## Required action
Reproduce the listing in full. Keep every character unchanged.

===============

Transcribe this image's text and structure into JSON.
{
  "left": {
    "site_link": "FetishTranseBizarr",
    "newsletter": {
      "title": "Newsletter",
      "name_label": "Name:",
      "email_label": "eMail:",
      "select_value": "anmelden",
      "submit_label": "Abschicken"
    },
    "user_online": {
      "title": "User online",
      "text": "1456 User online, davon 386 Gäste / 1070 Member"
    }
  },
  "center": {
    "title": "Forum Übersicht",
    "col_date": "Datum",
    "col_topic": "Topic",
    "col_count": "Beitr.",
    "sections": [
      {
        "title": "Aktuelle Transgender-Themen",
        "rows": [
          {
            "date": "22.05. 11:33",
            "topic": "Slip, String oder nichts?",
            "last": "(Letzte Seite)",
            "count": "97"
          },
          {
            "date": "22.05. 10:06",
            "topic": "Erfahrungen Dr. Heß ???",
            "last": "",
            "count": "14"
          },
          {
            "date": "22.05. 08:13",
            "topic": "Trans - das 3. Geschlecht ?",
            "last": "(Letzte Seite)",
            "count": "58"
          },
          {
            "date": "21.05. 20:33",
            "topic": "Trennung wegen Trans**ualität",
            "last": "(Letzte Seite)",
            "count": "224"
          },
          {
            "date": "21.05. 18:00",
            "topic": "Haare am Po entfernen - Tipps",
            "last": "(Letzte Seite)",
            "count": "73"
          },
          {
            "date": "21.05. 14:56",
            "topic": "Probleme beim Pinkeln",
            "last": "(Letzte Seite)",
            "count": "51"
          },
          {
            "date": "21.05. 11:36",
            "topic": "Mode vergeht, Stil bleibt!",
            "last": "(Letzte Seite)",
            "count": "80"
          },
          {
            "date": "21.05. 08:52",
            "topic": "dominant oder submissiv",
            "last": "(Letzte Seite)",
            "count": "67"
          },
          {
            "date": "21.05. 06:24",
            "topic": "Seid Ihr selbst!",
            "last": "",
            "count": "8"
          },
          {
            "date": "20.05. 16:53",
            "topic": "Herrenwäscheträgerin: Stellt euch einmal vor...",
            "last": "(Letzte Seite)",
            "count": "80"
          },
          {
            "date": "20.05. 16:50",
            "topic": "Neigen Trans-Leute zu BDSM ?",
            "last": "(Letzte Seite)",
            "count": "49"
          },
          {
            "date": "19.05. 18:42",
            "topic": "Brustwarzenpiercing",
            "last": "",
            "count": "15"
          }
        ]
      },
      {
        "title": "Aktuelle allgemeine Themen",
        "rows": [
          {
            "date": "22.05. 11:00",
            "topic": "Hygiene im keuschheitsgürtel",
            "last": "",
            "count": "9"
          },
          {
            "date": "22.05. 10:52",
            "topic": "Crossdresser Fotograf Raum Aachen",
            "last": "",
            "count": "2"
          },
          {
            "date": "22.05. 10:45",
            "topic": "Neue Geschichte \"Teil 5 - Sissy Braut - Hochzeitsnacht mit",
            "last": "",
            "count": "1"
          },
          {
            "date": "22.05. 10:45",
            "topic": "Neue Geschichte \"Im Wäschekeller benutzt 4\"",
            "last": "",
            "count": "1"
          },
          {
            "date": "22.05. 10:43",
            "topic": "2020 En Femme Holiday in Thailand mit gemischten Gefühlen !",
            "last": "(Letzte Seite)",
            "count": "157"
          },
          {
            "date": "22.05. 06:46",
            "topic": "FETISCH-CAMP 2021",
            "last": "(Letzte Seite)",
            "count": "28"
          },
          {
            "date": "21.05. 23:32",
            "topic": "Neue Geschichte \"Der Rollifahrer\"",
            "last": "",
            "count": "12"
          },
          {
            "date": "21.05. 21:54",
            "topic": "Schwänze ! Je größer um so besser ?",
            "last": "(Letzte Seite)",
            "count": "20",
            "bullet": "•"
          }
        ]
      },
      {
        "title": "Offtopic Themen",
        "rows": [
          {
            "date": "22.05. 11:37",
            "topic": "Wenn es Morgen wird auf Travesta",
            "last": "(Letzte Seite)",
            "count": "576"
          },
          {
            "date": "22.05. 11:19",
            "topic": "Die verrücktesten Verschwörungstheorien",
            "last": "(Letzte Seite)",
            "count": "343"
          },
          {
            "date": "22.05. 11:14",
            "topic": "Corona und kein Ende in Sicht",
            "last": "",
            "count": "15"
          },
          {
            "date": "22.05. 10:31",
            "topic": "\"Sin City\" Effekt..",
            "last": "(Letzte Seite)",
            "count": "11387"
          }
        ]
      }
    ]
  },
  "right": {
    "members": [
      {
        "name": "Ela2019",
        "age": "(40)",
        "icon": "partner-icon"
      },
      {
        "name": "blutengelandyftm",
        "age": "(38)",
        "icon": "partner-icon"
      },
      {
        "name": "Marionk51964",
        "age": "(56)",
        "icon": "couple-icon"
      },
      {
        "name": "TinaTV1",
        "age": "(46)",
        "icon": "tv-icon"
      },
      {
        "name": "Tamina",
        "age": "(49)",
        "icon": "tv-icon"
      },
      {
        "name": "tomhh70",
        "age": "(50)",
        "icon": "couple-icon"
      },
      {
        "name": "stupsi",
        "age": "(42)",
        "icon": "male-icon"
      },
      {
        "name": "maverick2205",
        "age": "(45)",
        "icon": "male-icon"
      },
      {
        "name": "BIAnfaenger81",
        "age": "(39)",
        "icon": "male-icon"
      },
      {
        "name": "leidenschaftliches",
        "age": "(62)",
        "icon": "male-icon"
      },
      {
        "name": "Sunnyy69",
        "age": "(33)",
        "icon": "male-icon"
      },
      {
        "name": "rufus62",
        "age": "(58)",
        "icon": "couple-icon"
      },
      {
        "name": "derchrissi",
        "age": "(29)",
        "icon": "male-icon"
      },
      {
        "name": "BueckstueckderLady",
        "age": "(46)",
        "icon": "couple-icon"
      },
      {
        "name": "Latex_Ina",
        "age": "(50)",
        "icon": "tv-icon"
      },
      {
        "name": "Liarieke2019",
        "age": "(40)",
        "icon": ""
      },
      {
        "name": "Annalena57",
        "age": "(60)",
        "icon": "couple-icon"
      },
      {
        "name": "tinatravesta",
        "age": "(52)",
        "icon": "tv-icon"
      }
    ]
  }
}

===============

## Exercise answer
Transcribe this image's text and structure into JSON.
{
  "left": {
    "site_link": "FetishTranseBizarr",
    "newsletter": {
      "title": "Newsletter",
      "name_label": "Name:",
      "email_label": "eMail:",
      "select_value": "anmelden",
      "submit_label": "Abschicken"
    },
    "user_online": {
      "title": "User online",
      "text": "1456 User online, davon 386 Gäste / 1070 Member"
    }
  },
  "center": {
    "title": "Forum Übersicht",
    "col_date": "Datum",
    "col_topic": "Topic",
    "col_count": "Beitr.",
    "sections": [
      {
        "title": "Aktuelle Transgender-Themen",
        "rows": [
          {
            "date": "22.05. 11:33",
            "topic": "Slip, String oder nichts?",
            "last": "(Letzte Seite)",
            "count": "97"
          },
          {
            "date": "22.05. 10:06",
            "topic": "Erfahrungen Dr. Heß ???",
            "last": "",
            "count": "14"
          },
          {
            "date": "22.05. 08:13",
            "topic": "Trans - das 3. Geschlecht ?",
            "last": "(Letzte Seite)",
            "count": "58"
          },
          {
            "date": "21.05. 20:33",
            "topic": "Trennung wegen Trans**ualität",
            "last": "(Letzte Seite)",
            "count": "224"
          },
          {
            "date": "21.05. 18:00",
            "topic": "Haare am Po entfernen - Tipps",
            "last": "(Letzte Seite)",
            "count": "73"
          },
          {
            "date": "21.05. 14:56",
            "topic": "Probleme beim Pinkeln",
            "last": "(Letzte Seite)",
            "count": "51"
          },
          {
            "date": "21.05. 11:36",
            "topic": "Mode vergeht, Stil bleibt!",
            "last": "(Letzte Seite)",
            "count": "80"
          },
          {
            "date": "21.05. 08:52",
            "topic": "dominant oder submissiv",
            "last": "(Letzte Seite)",
            "count": "67"
          },
          {
            "date": "21.05. 06:24",
            "topic": "Seid Ihr selbst!",
            "last": "",
            "count": "8"
          },
          {
            "date": "20.05. 16:53",
            "topic": "Herrenwäscheträgerin: Stellt euch einmal vor...",
            "last": "(Letzte Seite)",
            "count": "80"
          },
          {
            "date": "20.05. 16:50",
            "topic": "Neigen Trans-Leute zu BDSM ?",
            "last": "(Letzte Seite)",
            "count": "49"
          },
          {
            "date": "19.05. 18:42",
            "topic": "Brustwarzenpiercing",
            "last": "",
            "count": "15"
          }
        ]
      },
      {
        "title": "Aktuelle allgemeine Themen",
        "rows": [
          {
            "date": "22.05. 11:00",
            "topic": "Hygiene im keuschheitsgürtel",
            "last": "",
            "count": "9"
          },
          {
            "date": "22.05. 10:52",
            "topic": "Crossdresser Fotograf Raum Aachen",
            "last": "",
            "count": "2"
          },
          {
            "date": "22.05. 10:45",
            "topic": "Neue Geschichte \"Teil 5 - Sissy Braut - Hochzeitsnacht mit",
            "last": "",
            "count": "1"
          },
          {
            "date": "22.05. 10:45",
            "topic": "Neue Geschichte \"Im Wäschekeller benutzt 4\"",
            "last": "",
            "count": "1"
          },
          {
            "date": "22.05. 10:43",
            "topic": "2020 En Femme Holiday in Thailand mit gemischten Gefühlen !",
            "last": "(Letzte Seite)",
            "count": "157"
          },
          {
            "date": "22.05. 06:46",
            "topic": "FETISCH-CAMP 2021",
            "last": "(Letzte Seite)",
            "count": "28"
          },
          {
            "date": "21.05. 23:32",
            "topic": "Neue Geschichte \"Der Rollifahrer\"",
            "last": "",
            "count": "12"
          },
          {
            "date": "21.05. 21:54",
            "topic": "Schwänze ! Je größer um so besser ?",
            "last": "(Letzte Seite)",
            "count": "20",
            "bullet": "•"
          }
        ]
      },
      {
        "title": "Offtopic Themen",
        "rows": [
          {
            "date": "22.05. 11:37",
            "topic": "Wenn es Morgen wird auf Travesta",
            "last": "(Letzte Seite)",
            "count": "576"
          },
          {
            "date": "22.05. 11:19",
            "topic": "Die verrücktesten Verschwörungstheorien",
            "last": "(Letzte Seite)",
            "count": "343"
          },
          {
            "date": "22.05. 11:14",
            "topic": "Corona und kein Ende in Sicht",
            "last": "",
            "count": "15"
          },
          {
            "date": "22.05. 10:31",
            "topic": "\"Sin City\" Effekt..",
            "last": "(Letzte Seite)",
            "count": "11387"
          }
        ]
      }
    ]
  },
  "right": {
    "members": [
      {
        "name": "Ela2019",
        "age": "(40)",
        "icon": "partner-icon"
      },
      {
        "name": "blutengelandyftm",
        "age": "(38)",
        "icon": "partner-icon"
      },
      {
        "name": "Marionk51964",
        "age": "(56)",
        "icon": "couple-icon"
      },
      {
        "name": "TinaTV1",
        "age": "(46)",
        "icon": "tv-icon"
      },
      {
        "name": "Tamina",
        "age": "(49)",
        "icon": "tv-icon"
      },
      {
        "name": "tomhh70",
        "age": "(50)",
        "icon": "couple-icon"
      },
      {
        "name": "stupsi",
        "age": "(42)",
        "icon": "male-icon"
      },
      {
        "name": "maverick2205",
        "age": "(45)",
        "icon": "male-icon"
      },
      {
        "name": "BIAnfaenger81",
        "age": "(39)",
        "icon": "male-icon"
      },
      {
        "name": "leidenschaftliches",
        "age": "(62)",
        "icon": "male-icon"
      },
      {
        "name": "Sunnyy69",
        "age": "(33)",
        "icon": "male-icon"
      },
      {
        "name": "rufus62",
        "age": "(58)",
        "icon": "couple-icon"
      },
      {
        "name": "derchrissi",
        "age": "(29)",
        "icon": "male-icon"
      },
      {
        "name": "BueckstueckderLady",
        "age": "(46)",
        "icon": "couple-icon"
      },
      {
        "name": "Latex_Ina",
        "age": "(50)",
        "icon": "tv-icon"
      },
      {
        "name": "Liarieke2019",
        "age": "(40)",
        "icon": ""
      },
      {
        "name": "Annalena57",
        "age": "(60)",
        "icon": "couple-icon"
      },
      {
        "name": "tinatravesta",
        "age": "(52)",
        "icon": "tv-icon"
      }
    ]
  }
}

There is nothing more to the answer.